Florence Streets Failing at an Alarming Rate

As much as 20 inches of rain in March caused rapid break up of paved streets in the city.
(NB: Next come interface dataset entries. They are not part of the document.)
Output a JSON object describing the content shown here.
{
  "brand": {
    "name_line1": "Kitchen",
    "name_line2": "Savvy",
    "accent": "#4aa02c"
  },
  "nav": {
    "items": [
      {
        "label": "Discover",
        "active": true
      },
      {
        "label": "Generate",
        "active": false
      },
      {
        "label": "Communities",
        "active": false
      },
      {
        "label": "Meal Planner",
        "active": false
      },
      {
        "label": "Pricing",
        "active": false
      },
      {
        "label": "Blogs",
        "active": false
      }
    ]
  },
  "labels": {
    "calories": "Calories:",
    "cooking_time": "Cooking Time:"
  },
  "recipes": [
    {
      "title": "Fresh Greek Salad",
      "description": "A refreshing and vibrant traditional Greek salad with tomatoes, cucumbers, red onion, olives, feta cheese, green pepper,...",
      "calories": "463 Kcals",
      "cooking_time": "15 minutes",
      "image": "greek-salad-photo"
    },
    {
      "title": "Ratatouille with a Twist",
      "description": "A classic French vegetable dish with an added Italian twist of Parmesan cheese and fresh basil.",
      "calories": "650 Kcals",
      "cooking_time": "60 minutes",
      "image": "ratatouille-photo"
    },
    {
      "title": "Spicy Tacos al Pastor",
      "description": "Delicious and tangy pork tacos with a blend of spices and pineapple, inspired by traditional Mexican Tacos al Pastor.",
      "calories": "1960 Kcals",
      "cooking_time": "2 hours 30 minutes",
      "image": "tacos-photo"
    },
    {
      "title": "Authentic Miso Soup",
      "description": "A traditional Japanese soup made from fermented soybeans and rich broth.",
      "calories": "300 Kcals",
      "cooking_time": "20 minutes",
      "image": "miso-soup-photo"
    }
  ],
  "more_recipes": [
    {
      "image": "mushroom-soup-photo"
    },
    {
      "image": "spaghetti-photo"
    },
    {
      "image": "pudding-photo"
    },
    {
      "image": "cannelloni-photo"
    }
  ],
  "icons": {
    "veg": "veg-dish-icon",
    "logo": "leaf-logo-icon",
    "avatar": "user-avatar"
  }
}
Florence has an urgent need, say officials, for at least $250,000 in street maintenance and repairs in the coming year. (contributed photo)

Some of it is because of deferred maintenance, but a lot of the potholes and cracked pavement you’ve been seeing around Florence the past few weeks have been caused by the weather.  That’s according to Public Works Director Mike Miller.
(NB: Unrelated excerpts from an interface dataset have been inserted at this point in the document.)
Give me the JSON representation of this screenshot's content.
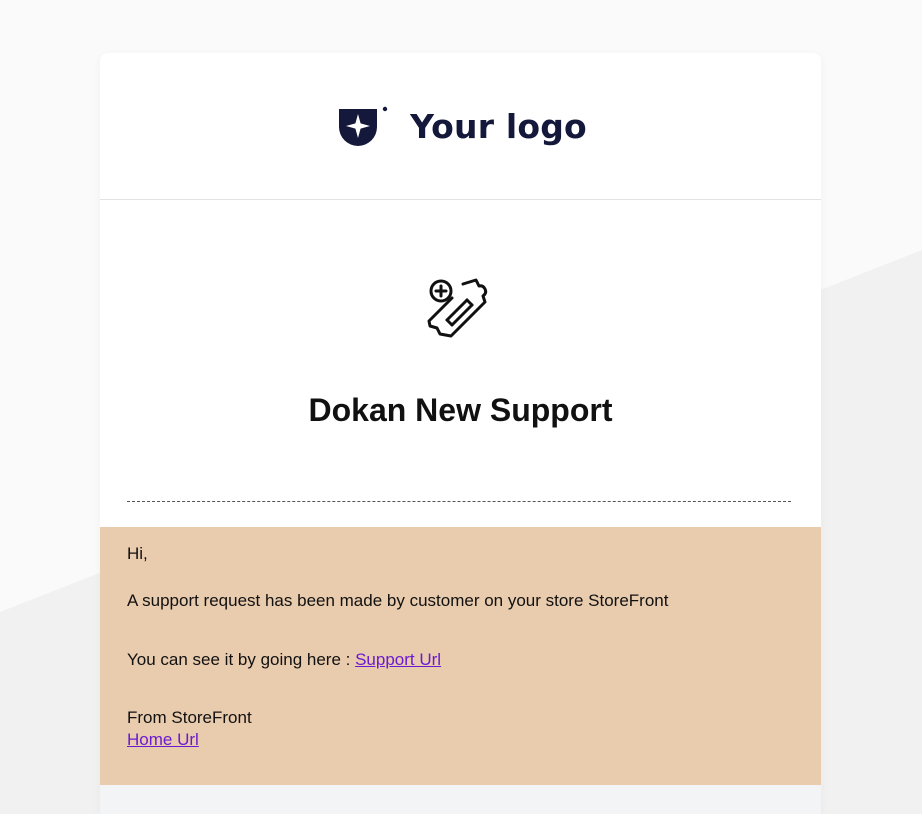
{
  "email": {
    "logo_text": "Your logo",
    "logo_icon": "shield-star-icon",
    "hero_icon": "ticket-add-icon",
    "title": "Dokan New Support",
    "greeting": "Hi,",
    "request_text": "A support request has been made by customer on your store StoreFront",
    "see_prefix": "You can see it by going here : ",
    "support_link": "Support Url",
    "from_text": "From StoreFront",
    "home_link": "Home Url"
  },
  "colors": {
    "message_bg": "#e9cbad",
    "link": "#6a1bd1",
    "logo": "#14183a"
  }
}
Mike Miller – “With all the moisture we’re seeing streets failing a lot quicker than projected.  It wasn’t like this four months ago.  It’s because of the weather.  It’s because of the 20-inches of rain in March.”

With limited funds to do the basics like take care of streets, officials have been looking at every possible source of revenue.  Miller says there’s about a quarter-million dollars worth of maintenance that needs to be done… with no money to pay for it.

Mike Miller– “What we’re really talking about is taking care of some serious street issues.”

One possible funding source presented to the Budget Committee last night is the current Street Lighting Fund.  Each utility bill in the city now includes a $2 per month fee.  Officials want to change that to a ‘street maintenance fee’ and increase it to $5 per month…

Mike Miller– “It’s a starting point.  It raises the $160,000 that we can leverage to do larger projects.”

Florence Public Works Director Mike Miller says the edge of Rhododendron Drive near Marine Manor is slipping into the Siuslaw River. (contributed photo)

Miller says the city council and staff are “very concerned about the overall impact” of higher fees.  The first year of the street preservation program will cost about a quarter of a million dollars.  The city will borrow the additional $90-thousand and pay it back the next year using the street maintenance fee.

19-year old Alexander Daniel Sholberg, along with three juveniles, face charges relating to damage at the Miller Park Restrooms. (contributed photo)


Reward Offering Helps Flush Suspects

A 19-year old Florence man and three juveniles have been identified as being allegedly responsible for damage at the Miller Park Restrooms late last month.  Florence Police say several tips that came into the department as the result of a reward offering in the case led them to taking the four into custody… plus provided information on another earlier case of vandalism at the park.

Alexander Daniel Sholberg was arrested for Criminal Mischief, plus faces additional charges of Tampering with a Witness and.  Two of the juveniles were charged with Mischief and Trespass as well.  A third faces the same charges in addition to Assault, Coercion, Witness Tampering, Resisting Arrest and Escape.  Police say they have stepped up patrols in the park and those who have been trespassed from the facility will face charges.

Trans Plan Hearing Continues

Florence area residents will have a chance to make additional comment on updates to the city’s Transportation Systems Plan this evening.  The Planning Commission reviewed the draft plan two weeks ago and conducted an additional hearing.  The plan covers all aspects and modes of transportation in the city and looks at future needs as far out as 2035.  Tonight’s hearing begins at seven pm.

Marine Science Day

The first ever Marine Science Day will be offered up this coming Saturday at the Hatfield Marine Science Center in Newport.  From ten to four that day the public will be able to go behind the scenes of one of the nation’s leading marine science and education facilities.  Maryann Bozza, the program manager for the center says visitors will be able to hear about undersea volcanoes and hear whales “sing” in an audio display; learn about supporting sustainable fisheries through research; do a little hands-on experimentation of their own; and explore novel oceangoing and ocean floor instrument platforms and meet the scientists who designed them.